Adams, who has nearly 20,000 followers on Twitter, describes himself as a pro-life speaker, author of Letters to a Young Progressive, and columnist at Town Hall and The Daily Wire.

In response to the backlash, he tweeted on June 2: “When you write the university asking them to fire me don’t forget to leave a mailing address so I can send you a box of panty liners.”

The professor has also directly commented on Floyd's death and the protests and civil unrest that followed in several strings of tweets on his Twitter account over the past two weeks.

“Police departments need to relieve anyone using the kind of neck restraint that was used on George Floyd. Don’t wait for someone to die. Put the officers on immediate leave without pay for using that technique. That would help us avoid a lot of the mess we are going through,” Adams tweeted on June 3.

“It is wrong to intentionally kill an innocent human being,” he continued. “Abortion intentionally kills an innocent human being.”

In a separate, lengthy statement, UNCW addressed both the controversy and the free speech claim, writing in part: “no matter how upsetting and distasteful the comments may be, they are expressions of free speech and protected by the First Amendment. We review any perceived threats that are brought to our attention, and at this point, the conduct and materials at issue do not contain any evidence of a true physical threat toward any members of our community.”

“That said, please know that the university’s constitutional obligations and support of free expression do not lessen our disgust when those viewpoints offend or otherwise upset those who read these comments,” the university said. “These comments may be protected, but that is not an excuse for how vile they are. We stand firmly against these and all other expressions of hatred. We cannot and will not ignore them. The university is reviewing all options in terms of addressing the matter.”

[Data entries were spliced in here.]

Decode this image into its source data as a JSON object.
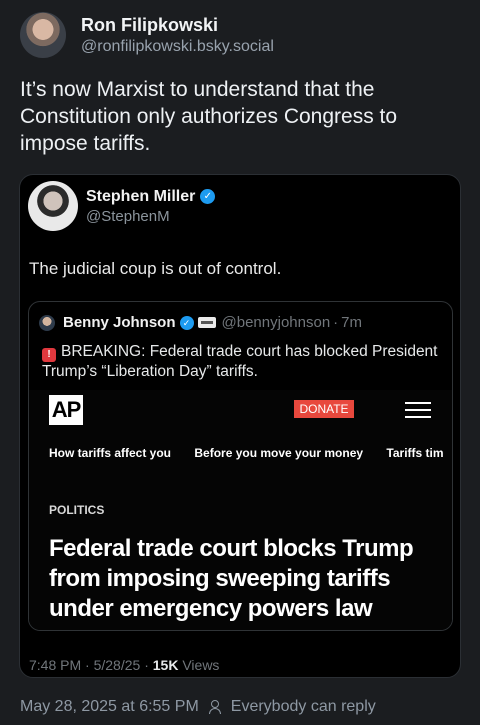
{
  "author": {
    "name": "Ron Filipkowski",
    "handle": "@ronfilipkowski.bsky.social"
  },
  "post_text": "It’s now Marxist to understand that the Constitution only authorizes Congress to impose tariffs.",
  "embed": {
    "name": "Stephen Miller",
    "handle": "@StephenM",
    "text": "The judicial coup is out of control.",
    "quote": {
      "name": "Benny Johnson",
      "handle": "@bennyjohnson",
      "time": "7m",
      "text": "BREAKING: Federal trade court has blocked President Trump’s “Liberation Day” tariffs.",
      "article": {
        "logo": "AP",
        "donate_label": "DONATE",
        "topics": [
          "How tariffs affect you",
          "Before you move your money",
          "Tariffs timelin"
        ],
        "section": "POLITICS",
        "headline": "Federal trade court blocks Trump from imposing sweeping tariffs under emergency powers law"
      }
    },
    "meta": {
      "time": "7:48 PM",
      "date": "5/28/25",
      "views_count": "15K",
      "views_label": "Views"
    }
  },
  "footer": {
    "timestamp": "May 28, 2025 at 6:55 PM",
    "reply_setting": "Everybody can reply"
  },
  "colors": {
    "background": "#1b1d20",
    "verified": "#1d9bf0",
    "donate": "#e8483d"
  }
}
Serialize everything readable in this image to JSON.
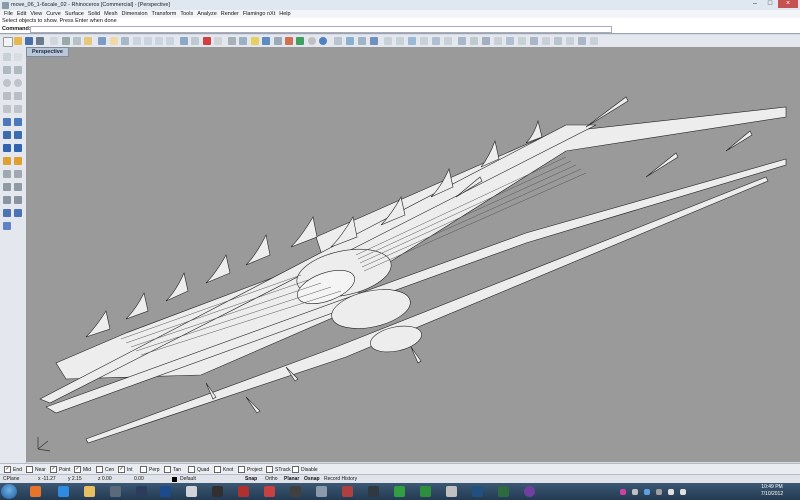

In 2014, Adam was awarded roughly $50,000 in back pay and over $600,000 for attorney's fees and other costs from the university after a jury determined he had been denied a promotion years ago in part due to his conservative views, Wilmington Star-News reported.

Another online petition called for Adams’ dismissal in 2016 after the professor published an article titled "A 'Queer Muslim' Jihad?" on right-wing news site The Daily Wire, WRAL reported.